May 24, 2017 | News

Courtesy: Fortune

By: Reid Goodison

The ‘critical’ threat level for acts of terror in the U.K. means that an “attack is expected imminently,” according to the scheme used by intelligence officials. This increase from ‘severe,’ which means that “an attack is highly likely,” was issued Tuesday following the deadly attack on Manchester Arena on Monday night. Meanwhile, Canada’s national threat level is at ‘medium,’ meaning that ‘a violent act of terrorism could occur.’ The level has remained unchanged since October.

Canada and the U.K. operate with similar threat ‘scales’ – both have five levels, with higher numbers meaning there is greater likelihood and imminence for a violent act of terror. Director of the Canadian Network for Research on Terrorism, Security, and Society (TSAS) Lorne Dawson said these scales are “broad devices,” and are necessary for people to make sense of any escalation of threats and to take them seriously.

A change in one country does not lead to a change in another, however. “Nothing specific has changed for Canada,” said Dawson. “There is no new information, no new plot, no evidence that what has happened will be matched here.”

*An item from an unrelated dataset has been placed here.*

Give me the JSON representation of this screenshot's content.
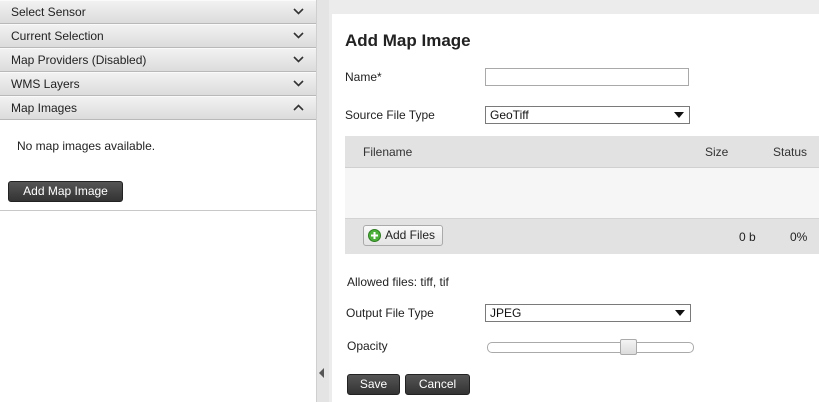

The Public Report on the Terrorist Threat to Canada released in 2016 by the Ministry of Public Safety outlines how threat levels are determined. Three big factors are a terrorist entity’s intention, capability, and opportunity. This means an ‘entity’ must intend to target Canada, be capable of attempting an attack, and have the opportunity to do so.

The 2016 Report says that the intention, capability, and opportunity to attack Canada are key factors in determining threat levels. The Report details access to training and weapons as variables to capability, and geography, ‘logistical hurdles,’ and counter-terrorism efforts as limitations to opportunity.

A medium threat level means ‘A violent act of terrorism could occur. Additional measures are in place to keep Canadians safe,’ according to the Report.

Being at this level makes sense, Dawson said. “The likelihood is extremely low that Canadians will be exposed to terrorist situations. However, Canada is involved in the war on terror. We do have reason to be concerned.”